The two jail staffers who were guarding Jeffrey Epstein the night he died were placed on leave Tuesday. With the Justice Department’s investigation of Epstein’s death, the warden of the New York detention center was reassigned. But don’t think for a moment that the gross negligence involved with Epstein’s death will get these guys fired.
As Inez Stepman of The Federalist notes, our modern civil service is neither efficient nor apolitical. “The efficiency of the federal government is a perpetual joke, due in no small part to a system of employment that makes firing lazy, incompetent, or outright defiant workers nearly impossible.”
It can take years and multiple appeals—proceedings that give the dismissed employee a level of protection comparable to a civil trial—to fire someone for even the most obvious of causes. DeWayne Hamlin, a corrupt manager at Veterans’ Affairs, was convicted of a felony while on the job by the standards of a criminal court, but still was allowed to resume work (and get paid) while his civil service appeals played out for months.
The frustrations of keeping on inefficient employees pale in comparison to the consequences of shielding an entire class of people who exercise government power from democratic accountability.
The only places more politically lopsided than the civil service are our university faculty lounges! The career service could fairly be described as the branch of the Democratic Party that does not have the inconvenience of standing for election.
Modernizing the civil service won’t turn back the clock to the age of the spoils system—which, as an aside, included some of the best-run administrations in American history, such as Abraham Lincoln’s.
Instead, reforming federal employment to look more like what the average private-sector taxpayer encounters at his job will make the government more efficient and, more importantly, make sure that elections have consequences, even in Washington.
DC bureaucrats have a stranglehold on government.

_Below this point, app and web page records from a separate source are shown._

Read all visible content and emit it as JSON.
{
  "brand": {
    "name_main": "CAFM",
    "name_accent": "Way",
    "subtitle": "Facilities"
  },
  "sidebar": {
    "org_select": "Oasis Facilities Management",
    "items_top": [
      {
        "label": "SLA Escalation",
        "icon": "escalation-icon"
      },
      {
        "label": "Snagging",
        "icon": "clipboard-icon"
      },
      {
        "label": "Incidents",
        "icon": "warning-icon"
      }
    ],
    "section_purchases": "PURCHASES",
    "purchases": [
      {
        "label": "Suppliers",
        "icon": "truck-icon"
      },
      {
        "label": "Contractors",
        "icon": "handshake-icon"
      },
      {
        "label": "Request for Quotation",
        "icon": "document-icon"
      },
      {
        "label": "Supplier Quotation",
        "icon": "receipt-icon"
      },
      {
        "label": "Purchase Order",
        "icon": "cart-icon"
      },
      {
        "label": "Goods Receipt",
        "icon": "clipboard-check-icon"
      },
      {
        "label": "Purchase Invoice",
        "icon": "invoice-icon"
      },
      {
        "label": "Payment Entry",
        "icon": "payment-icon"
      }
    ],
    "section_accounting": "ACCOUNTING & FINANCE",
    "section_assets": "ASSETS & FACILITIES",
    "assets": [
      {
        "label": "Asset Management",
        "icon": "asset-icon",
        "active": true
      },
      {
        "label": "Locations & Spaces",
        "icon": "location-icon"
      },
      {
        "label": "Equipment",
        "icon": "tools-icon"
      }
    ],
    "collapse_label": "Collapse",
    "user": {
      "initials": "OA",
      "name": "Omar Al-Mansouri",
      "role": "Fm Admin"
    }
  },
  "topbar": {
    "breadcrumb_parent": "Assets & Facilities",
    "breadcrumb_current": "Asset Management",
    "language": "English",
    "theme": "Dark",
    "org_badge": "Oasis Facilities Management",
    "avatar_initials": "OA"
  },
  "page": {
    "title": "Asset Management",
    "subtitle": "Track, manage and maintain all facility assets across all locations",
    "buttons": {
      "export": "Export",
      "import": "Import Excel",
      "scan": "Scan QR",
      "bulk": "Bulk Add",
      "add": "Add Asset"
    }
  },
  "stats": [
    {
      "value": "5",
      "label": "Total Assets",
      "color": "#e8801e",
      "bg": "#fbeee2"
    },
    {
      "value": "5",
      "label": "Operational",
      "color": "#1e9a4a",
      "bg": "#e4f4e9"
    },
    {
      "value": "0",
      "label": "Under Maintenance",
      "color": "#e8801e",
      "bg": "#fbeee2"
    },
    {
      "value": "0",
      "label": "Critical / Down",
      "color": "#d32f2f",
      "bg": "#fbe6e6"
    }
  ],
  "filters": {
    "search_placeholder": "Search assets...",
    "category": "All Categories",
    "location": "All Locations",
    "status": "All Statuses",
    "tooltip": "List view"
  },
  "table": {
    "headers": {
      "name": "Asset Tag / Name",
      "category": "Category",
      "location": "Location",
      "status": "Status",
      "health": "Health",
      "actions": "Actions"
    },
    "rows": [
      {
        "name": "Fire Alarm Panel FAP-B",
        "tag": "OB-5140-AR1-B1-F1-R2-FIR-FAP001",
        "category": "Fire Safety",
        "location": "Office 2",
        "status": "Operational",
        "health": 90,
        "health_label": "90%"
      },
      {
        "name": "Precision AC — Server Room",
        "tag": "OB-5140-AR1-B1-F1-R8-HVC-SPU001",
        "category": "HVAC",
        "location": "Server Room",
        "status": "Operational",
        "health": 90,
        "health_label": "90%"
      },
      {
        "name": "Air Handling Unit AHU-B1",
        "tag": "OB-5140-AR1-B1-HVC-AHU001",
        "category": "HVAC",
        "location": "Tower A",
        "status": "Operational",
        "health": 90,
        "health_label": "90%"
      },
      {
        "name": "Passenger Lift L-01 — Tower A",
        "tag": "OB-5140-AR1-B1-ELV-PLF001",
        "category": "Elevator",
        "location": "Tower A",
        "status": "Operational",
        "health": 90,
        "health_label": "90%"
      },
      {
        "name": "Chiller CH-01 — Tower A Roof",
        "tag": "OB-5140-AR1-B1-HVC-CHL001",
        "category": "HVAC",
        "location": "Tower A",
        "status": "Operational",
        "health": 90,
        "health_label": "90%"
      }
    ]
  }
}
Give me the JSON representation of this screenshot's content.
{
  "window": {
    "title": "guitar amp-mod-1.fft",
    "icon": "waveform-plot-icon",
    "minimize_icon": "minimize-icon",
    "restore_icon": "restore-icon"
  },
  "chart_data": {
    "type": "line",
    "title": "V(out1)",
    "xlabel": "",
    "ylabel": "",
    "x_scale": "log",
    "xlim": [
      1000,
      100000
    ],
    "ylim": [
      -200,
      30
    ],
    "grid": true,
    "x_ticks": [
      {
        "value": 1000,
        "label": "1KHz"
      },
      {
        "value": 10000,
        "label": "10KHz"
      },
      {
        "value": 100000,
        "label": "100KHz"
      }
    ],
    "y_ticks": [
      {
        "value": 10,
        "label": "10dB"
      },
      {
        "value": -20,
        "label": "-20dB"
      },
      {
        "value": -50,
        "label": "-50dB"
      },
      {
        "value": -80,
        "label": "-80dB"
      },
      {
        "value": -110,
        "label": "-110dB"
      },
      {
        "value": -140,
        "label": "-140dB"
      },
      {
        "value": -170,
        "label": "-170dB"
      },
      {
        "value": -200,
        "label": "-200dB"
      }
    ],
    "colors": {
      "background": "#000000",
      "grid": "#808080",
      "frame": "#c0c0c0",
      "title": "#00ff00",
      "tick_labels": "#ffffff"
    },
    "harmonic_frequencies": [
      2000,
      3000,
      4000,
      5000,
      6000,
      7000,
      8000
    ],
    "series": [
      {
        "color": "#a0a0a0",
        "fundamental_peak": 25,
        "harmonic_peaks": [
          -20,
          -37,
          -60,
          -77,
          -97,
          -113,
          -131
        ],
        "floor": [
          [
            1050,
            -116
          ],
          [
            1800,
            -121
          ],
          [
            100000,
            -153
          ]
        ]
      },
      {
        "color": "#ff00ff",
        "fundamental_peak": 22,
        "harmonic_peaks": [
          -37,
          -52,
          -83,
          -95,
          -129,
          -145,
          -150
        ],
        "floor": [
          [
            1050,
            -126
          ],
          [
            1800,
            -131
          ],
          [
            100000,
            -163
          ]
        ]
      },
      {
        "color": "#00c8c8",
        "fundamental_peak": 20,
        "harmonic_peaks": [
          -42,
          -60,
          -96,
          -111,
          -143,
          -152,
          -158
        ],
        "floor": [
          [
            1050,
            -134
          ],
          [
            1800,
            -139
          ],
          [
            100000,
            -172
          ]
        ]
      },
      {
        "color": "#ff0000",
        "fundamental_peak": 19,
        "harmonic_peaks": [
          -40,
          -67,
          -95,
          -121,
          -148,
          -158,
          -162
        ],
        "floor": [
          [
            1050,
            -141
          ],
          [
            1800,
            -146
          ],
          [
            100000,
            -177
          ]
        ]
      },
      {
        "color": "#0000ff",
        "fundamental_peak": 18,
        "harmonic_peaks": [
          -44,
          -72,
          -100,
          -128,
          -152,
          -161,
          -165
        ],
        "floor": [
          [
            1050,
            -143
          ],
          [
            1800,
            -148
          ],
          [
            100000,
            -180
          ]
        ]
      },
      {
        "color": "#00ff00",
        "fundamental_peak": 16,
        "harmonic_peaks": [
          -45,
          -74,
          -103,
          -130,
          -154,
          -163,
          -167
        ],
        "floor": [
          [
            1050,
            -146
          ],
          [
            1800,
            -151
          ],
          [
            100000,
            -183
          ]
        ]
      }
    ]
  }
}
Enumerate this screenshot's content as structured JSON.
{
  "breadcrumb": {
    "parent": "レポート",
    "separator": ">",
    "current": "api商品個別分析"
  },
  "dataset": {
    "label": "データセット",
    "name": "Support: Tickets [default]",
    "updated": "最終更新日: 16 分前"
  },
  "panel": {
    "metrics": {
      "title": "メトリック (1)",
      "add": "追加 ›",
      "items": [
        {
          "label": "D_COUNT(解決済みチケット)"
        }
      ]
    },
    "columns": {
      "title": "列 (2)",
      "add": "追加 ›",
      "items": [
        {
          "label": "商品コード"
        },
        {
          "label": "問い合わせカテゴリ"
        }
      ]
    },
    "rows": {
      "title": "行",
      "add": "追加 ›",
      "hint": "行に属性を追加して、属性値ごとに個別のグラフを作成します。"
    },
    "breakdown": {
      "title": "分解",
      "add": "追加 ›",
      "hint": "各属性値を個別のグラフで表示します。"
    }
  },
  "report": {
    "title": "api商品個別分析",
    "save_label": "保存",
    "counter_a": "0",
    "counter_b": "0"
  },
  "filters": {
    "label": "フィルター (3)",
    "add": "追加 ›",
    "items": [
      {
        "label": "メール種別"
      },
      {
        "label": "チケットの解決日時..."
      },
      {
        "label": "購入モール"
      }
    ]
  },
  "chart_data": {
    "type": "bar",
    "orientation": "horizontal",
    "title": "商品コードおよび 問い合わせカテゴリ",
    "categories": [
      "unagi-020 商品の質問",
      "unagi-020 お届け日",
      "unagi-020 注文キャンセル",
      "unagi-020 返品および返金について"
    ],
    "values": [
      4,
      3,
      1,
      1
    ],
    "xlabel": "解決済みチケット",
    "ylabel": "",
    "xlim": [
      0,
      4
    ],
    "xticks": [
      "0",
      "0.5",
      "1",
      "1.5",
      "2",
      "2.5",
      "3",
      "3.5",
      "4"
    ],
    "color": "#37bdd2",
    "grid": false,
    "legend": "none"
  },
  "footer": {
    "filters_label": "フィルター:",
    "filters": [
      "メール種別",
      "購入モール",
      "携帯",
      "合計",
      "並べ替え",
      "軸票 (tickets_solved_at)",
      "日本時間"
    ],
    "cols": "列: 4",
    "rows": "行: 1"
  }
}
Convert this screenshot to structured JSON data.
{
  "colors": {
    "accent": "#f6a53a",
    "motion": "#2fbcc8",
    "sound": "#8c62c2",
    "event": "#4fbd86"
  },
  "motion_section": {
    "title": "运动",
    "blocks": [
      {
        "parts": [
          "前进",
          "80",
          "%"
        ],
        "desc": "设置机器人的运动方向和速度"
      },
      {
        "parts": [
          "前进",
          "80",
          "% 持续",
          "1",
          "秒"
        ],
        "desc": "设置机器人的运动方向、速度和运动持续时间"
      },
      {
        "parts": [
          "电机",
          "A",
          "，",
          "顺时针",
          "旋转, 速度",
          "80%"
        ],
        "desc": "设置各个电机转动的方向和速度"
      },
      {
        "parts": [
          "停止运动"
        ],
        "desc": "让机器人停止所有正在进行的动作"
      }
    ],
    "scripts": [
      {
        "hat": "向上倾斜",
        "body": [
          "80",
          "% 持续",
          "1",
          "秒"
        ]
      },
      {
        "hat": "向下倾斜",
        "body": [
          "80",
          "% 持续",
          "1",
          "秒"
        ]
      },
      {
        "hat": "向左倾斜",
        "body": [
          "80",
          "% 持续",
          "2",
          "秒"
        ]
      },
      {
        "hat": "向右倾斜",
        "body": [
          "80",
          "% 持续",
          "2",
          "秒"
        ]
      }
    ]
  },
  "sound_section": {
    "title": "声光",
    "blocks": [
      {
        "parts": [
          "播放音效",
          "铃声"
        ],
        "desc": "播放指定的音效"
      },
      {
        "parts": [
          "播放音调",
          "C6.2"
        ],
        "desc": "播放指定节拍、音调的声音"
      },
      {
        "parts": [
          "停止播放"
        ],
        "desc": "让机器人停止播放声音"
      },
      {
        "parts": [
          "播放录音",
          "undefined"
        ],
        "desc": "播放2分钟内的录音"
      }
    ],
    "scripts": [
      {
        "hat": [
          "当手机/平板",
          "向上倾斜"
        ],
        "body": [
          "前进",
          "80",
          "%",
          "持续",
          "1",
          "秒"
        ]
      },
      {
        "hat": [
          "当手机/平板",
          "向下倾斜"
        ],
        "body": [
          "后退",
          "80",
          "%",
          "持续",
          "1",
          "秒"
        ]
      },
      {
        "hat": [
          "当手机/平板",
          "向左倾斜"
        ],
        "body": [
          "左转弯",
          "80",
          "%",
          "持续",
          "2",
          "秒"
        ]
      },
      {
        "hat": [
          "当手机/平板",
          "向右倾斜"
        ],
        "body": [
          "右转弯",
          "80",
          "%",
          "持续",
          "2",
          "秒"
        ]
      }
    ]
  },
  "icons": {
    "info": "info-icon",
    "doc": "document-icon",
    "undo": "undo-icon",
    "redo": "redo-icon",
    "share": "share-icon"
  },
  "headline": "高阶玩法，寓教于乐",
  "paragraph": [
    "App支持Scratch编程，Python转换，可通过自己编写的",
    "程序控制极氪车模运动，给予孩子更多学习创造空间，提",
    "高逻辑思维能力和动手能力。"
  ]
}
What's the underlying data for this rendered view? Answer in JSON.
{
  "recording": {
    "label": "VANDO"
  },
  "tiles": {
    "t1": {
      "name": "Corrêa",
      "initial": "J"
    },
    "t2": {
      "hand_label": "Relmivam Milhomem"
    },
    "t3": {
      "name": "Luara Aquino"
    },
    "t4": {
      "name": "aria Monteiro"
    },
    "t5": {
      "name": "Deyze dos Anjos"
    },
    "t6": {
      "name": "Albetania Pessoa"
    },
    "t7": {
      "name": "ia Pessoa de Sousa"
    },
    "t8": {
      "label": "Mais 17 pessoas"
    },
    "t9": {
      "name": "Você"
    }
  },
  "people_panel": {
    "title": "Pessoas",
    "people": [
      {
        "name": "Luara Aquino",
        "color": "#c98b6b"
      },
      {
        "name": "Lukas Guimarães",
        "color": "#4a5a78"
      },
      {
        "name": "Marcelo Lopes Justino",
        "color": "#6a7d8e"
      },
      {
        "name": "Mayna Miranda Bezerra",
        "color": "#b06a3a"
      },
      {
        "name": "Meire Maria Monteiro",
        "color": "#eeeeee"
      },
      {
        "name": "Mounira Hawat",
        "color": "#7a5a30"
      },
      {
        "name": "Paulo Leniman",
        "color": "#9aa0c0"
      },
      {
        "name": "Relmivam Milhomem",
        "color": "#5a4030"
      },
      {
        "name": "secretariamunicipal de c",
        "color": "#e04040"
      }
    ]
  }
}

Victor Davis Hanson has a solution here.
Read more from Stepman at The Federalist here.